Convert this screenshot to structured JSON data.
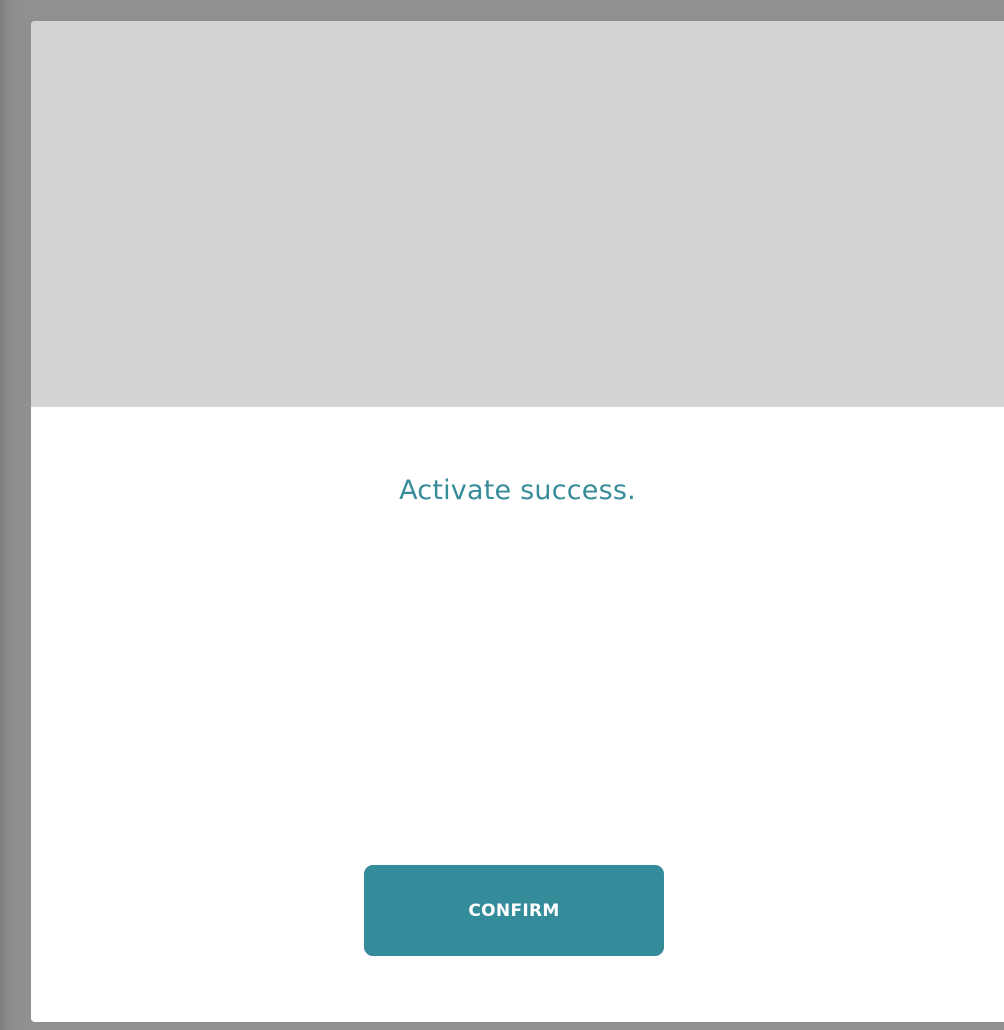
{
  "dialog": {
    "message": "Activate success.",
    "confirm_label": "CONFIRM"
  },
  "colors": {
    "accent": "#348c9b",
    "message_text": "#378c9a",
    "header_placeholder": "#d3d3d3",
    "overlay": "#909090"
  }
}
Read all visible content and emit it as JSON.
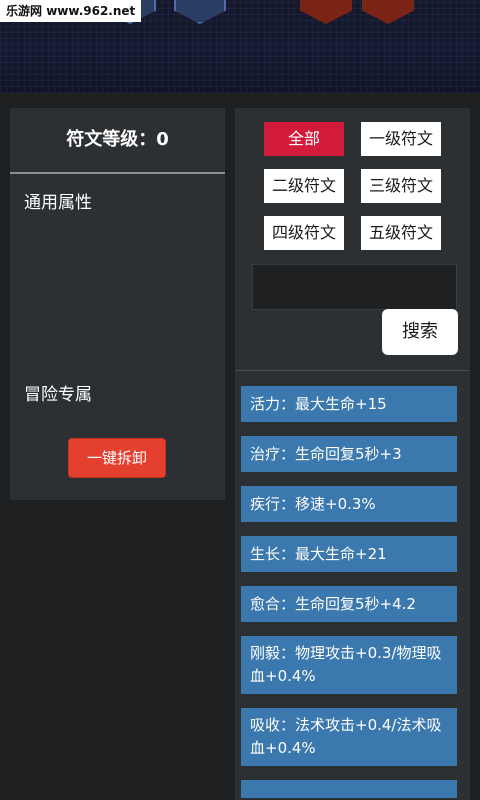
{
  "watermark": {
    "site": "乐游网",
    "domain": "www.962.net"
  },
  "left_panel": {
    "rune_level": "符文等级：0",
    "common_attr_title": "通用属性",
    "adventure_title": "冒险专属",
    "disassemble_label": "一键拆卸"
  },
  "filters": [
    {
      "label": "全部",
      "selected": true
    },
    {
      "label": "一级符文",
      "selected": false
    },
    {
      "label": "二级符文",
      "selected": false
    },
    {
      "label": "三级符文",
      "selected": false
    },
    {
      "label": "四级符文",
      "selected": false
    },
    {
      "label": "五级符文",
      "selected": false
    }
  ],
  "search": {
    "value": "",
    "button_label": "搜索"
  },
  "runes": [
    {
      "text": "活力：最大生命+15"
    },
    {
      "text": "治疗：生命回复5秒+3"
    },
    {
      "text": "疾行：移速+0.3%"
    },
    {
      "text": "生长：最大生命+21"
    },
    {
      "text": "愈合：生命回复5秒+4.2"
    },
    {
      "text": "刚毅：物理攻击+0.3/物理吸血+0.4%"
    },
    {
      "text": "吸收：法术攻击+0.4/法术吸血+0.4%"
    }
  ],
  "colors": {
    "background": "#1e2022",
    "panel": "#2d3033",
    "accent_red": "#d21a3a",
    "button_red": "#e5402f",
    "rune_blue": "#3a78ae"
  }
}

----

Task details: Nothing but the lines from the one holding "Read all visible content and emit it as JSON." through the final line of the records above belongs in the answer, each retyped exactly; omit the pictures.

Reply:
Read all visible content and emit it as JSON.
{
  "watermark": {
    "site": "乐游网",
    "domain": "www.962.net"
  },
  "left_panel": {
    "rune_level": "符文等级：0",
    "common_attr_title": "通用属性",
    "adventure_title": "冒险专属",
    "disassemble_label": "一键拆卸"
  },
  "filters": [
    {
      "label": "全部",
      "selected": true
    },
    {
      "label": "一级符文",
      "selected": false
    },
    {
      "label": "二级符文",
      "selected": false
    },
    {
      "label": "三级符文",
      "selected": false
    },
    {
      "label": "四级符文",
      "selected": false
    },
    {
      "label": "五级符文",
      "selected": false
    }
  ],
  "search": {
    "value": "",
    "button_label": "搜索"
  },
  "runes": [
    {
      "text": "活力：最大生命+15"
    },
    {
      "text": "治疗：生命回复5秒+3"
    },
    {
      "text": "疾行：移速+0.3%"
    },
    {
      "text": "生长：最大生命+21"
    },
    {
      "text": "愈合：生命回复5秒+4.2"
    },
    {
      "text": "刚毅：物理攻击+0.3/物理吸血+0.4%"
    },
    {
      "text": "吸收：法术攻击+0.4/法术吸血+0.4%"
    }
  ],
  "colors": {
    "background": "#1e2022",
    "panel": "#2d3033",
    "accent_red": "#d21a3a",
    "button_red": "#e5402f",
    "rune_blue": "#3a78ae"
  }
}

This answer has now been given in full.